──────── Exercise material

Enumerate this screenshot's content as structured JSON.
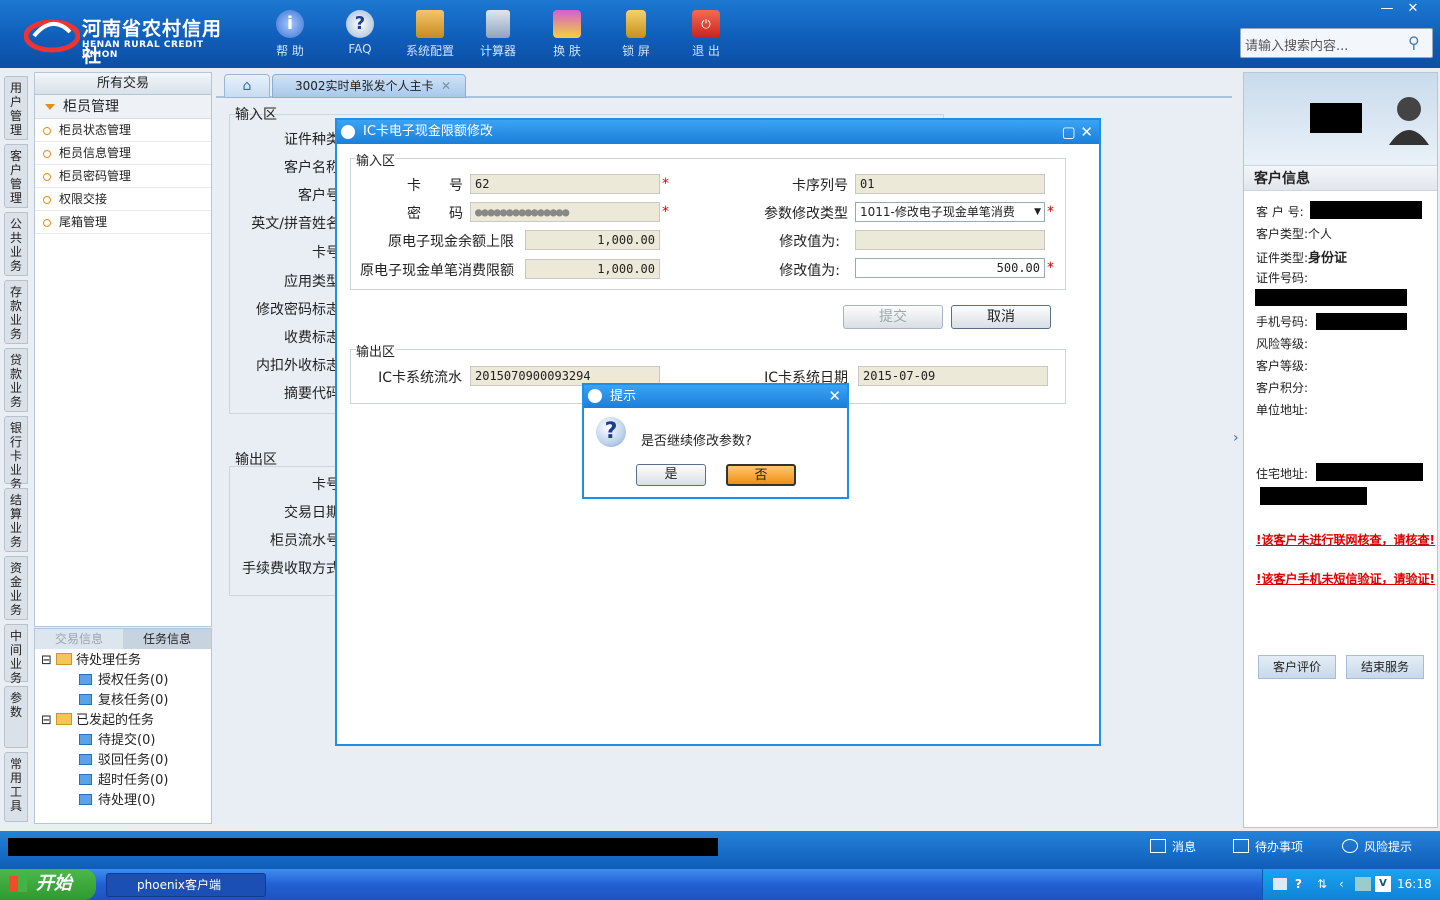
{
  "header": {
    "logo_cn": "河南省农村信用社",
    "logo_en": "HENAN RURAL CREDIT UNION",
    "tools": [
      "帮 助",
      "FAQ",
      "系统配置",
      "计算器",
      "换 肤",
      "锁 屏",
      "退 出"
    ],
    "search_placeholder": "请输入搜索内容...",
    "min": "—",
    "close": "✕"
  },
  "vtabs": [
    "用户管理",
    "客户管理",
    "公共业务",
    "存款业务",
    "贷款业务",
    "银行卡业务",
    "结算业务",
    "资金业务",
    "中间业务",
    "参数",
    "常用工具"
  ],
  "nav": {
    "header": "所有交易",
    "group": "柜员管理",
    "items": [
      "柜员状态管理",
      "柜员信息管理",
      "柜员密码管理",
      "权限交接",
      "尾箱管理"
    ]
  },
  "task": {
    "tabs": [
      "交易信息",
      "任务信息"
    ],
    "pending": "待处理任务",
    "pending_items": [
      "授权任务(0)",
      "复核任务(0)"
    ],
    "started": "已发起的任务",
    "started_items": [
      "待提交(0)",
      "驳回任务(0)",
      "超时任务(0)",
      "待处理(0)"
    ]
  },
  "tabs": {
    "current": "3002实时单张发个人主卡",
    "close": "✕"
  },
  "bg_form": {
    "input_section": "输入区",
    "input_labels": [
      "证件种类",
      "客户名称",
      "客户号",
      "英文/拼音姓名",
      "卡号",
      "应用类型",
      "修改密码标志",
      "收费标志",
      "内扣外收标志",
      "摘要代码"
    ],
    "output_section": "输出区",
    "output_labels": [
      "卡号",
      "交易日期",
      "柜员流水号",
      "手续费收取方式"
    ]
  },
  "dialog": {
    "title": "IC卡电子现金限额修改",
    "input_section": "输入区",
    "card_label": "卡　　号",
    "card_value": "62",
    "seq_label": "卡序列号",
    "seq_value": "01",
    "pwd_label": "密　　码",
    "pwd_value": "●●●●●●●●●●●●●●●",
    "param_label": "参数修改类型",
    "param_value": "1011-修改电子现金单笔消费",
    "balance_label": "原电子现金余额上限",
    "balance_value": "1,000.00",
    "modify1_label": "修改值为:",
    "modify1_value": "",
    "single_label": "原电子现金单笔消费限额",
    "single_value": "1,000.00",
    "modify2_label": "修改值为:",
    "modify2_value": "500.00",
    "submit": "提交",
    "cancel": "取消",
    "output_section": "输出区",
    "flow_label": "IC卡系统流水",
    "flow_value": "2015070900093294",
    "date_label": "IC卡系统日期",
    "date_value": "2015-07-09",
    "req": "*"
  },
  "prompt": {
    "title": "提示",
    "message": "是否继续修改参数?",
    "yes": "是",
    "no": "否"
  },
  "customer": {
    "section": "客户信息",
    "labels": {
      "id": "客 户 号:",
      "type": "客户类型:",
      "type_value": "个人",
      "cert_type": "证件类型:",
      "cert_type_value": "身份证",
      "cert_no": "证件号码:",
      "phone": "手机号码:",
      "risk": "风险等级:",
      "level": "客户等级:",
      "points": "客户积分:",
      "company": "单位地址:",
      "home": "住宅地址:"
    },
    "warn1": "!该客户未进行联网核查，请核查!",
    "warn2": "!该客户手机未短信验证，请验证!",
    "eval_btn": "客户评价",
    "end_btn": "结束服务"
  },
  "statusbar": {
    "msg": "消息",
    "todo": "待办事项",
    "risk": "风险提示"
  },
  "taskbar": {
    "start": "开始",
    "app": "phoenix客户端",
    "time": "16:18"
  },
  "colors": {
    "header_blue": "#0f5cb8",
    "dialog_border": "#1e8fe8",
    "required": "#dd0000",
    "warn": "#dd0000",
    "no_button": "#f6a22a"
  }
}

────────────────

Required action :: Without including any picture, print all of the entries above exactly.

Result below ::
Enumerate this screenshot's content as structured JSON.
{
  "header": {
    "logo_cn": "河南省农村信用社",
    "logo_en": "HENAN RURAL CREDIT UNION",
    "tools": [
      "帮 助",
      "FAQ",
      "系统配置",
      "计算器",
      "换 肤",
      "锁 屏",
      "退 出"
    ],
    "search_placeholder": "请输入搜索内容...",
    "min": "—",
    "close": "✕"
  },
  "vtabs": [
    "用户管理",
    "客户管理",
    "公共业务",
    "存款业务",
    "贷款业务",
    "银行卡业务",
    "结算业务",
    "资金业务",
    "中间业务",
    "参数",
    "常用工具"
  ],
  "nav": {
    "header": "所有交易",
    "group": "柜员管理",
    "items": [
      "柜员状态管理",
      "柜员信息管理",
      "柜员密码管理",
      "权限交接",
      "尾箱管理"
    ]
  },
  "task": {
    "tabs": [
      "交易信息",
      "任务信息"
    ],
    "pending": "待处理任务",
    "pending_items": [
      "授权任务(0)",
      "复核任务(0)"
    ],
    "started": "已发起的任务",
    "started_items": [
      "待提交(0)",
      "驳回任务(0)",
      "超时任务(0)",
      "待处理(0)"
    ]
  },
  "tabs": {
    "current": "3002实时单张发个人主卡",
    "close": "✕"
  },
  "bg_form": {
    "input_section": "输入区",
    "input_labels": [
      "证件种类",
      "客户名称",
      "客户号",
      "英文/拼音姓名",
      "卡号",
      "应用类型",
      "修改密码标志",
      "收费标志",
      "内扣外收标志",
      "摘要代码"
    ],
    "output_section": "输出区",
    "output_labels": [
      "卡号",
      "交易日期",
      "柜员流水号",
      "手续费收取方式"
    ]
  },
  "dialog": {
    "title": "IC卡电子现金限额修改",
    "input_section": "输入区",
    "card_label": "卡　　号",
    "card_value": "62",
    "seq_label": "卡序列号",
    "seq_value": "01",
    "pwd_label": "密　　码",
    "pwd_value": "●●●●●●●●●●●●●●●",
    "param_label": "参数修改类型",
    "param_value": "1011-修改电子现金单笔消费",
    "balance_label": "原电子现金余额上限",
    "balance_value": "1,000.00",
    "modify1_label": "修改值为:",
    "modify1_value": "",
    "single_label": "原电子现金单笔消费限额",
    "single_value": "1,000.00",
    "modify2_label": "修改值为:",
    "modify2_value": "500.00",
    "submit": "提交",
    "cancel": "取消",
    "output_section": "输出区",
    "flow_label": "IC卡系统流水",
    "flow_value": "2015070900093294",
    "date_label": "IC卡系统日期",
    "date_value": "2015-07-09",
    "req": "*"
  },
  "prompt": {
    "title": "提示",
    "message": "是否继续修改参数?",
    "yes": "是",
    "no": "否"
  },
  "customer": {
    "section": "客户信息",
    "labels": {
      "id": "客 户 号:",
      "type": "客户类型:",
      "type_value": "个人",
      "cert_type": "证件类型:",
      "cert_type_value": "身份证",
      "cert_no": "证件号码:",
      "phone": "手机号码:",
      "risk": "风险等级:",
      "level": "客户等级:",
      "points": "客户积分:",
      "company": "单位地址:",
      "home": "住宅地址:"
    },
    "warn1": "!该客户未进行联网核查，请核查!",
    "warn2": "!该客户手机未短信验证，请验证!",
    "eval_btn": "客户评价",
    "end_btn": "结束服务"
  },
  "statusbar": {
    "msg": "消息",
    "todo": "待办事项",
    "risk": "风险提示"
  },
  "taskbar": {
    "start": "开始",
    "app": "phoenix客户端",
    "time": "16:18"
  },
  "colors": {
    "header_blue": "#0f5cb8",
    "dialog_border": "#1e8fe8",
    "required": "#dd0000",
    "warn": "#dd0000",
    "no_button": "#f6a22a"
  }
}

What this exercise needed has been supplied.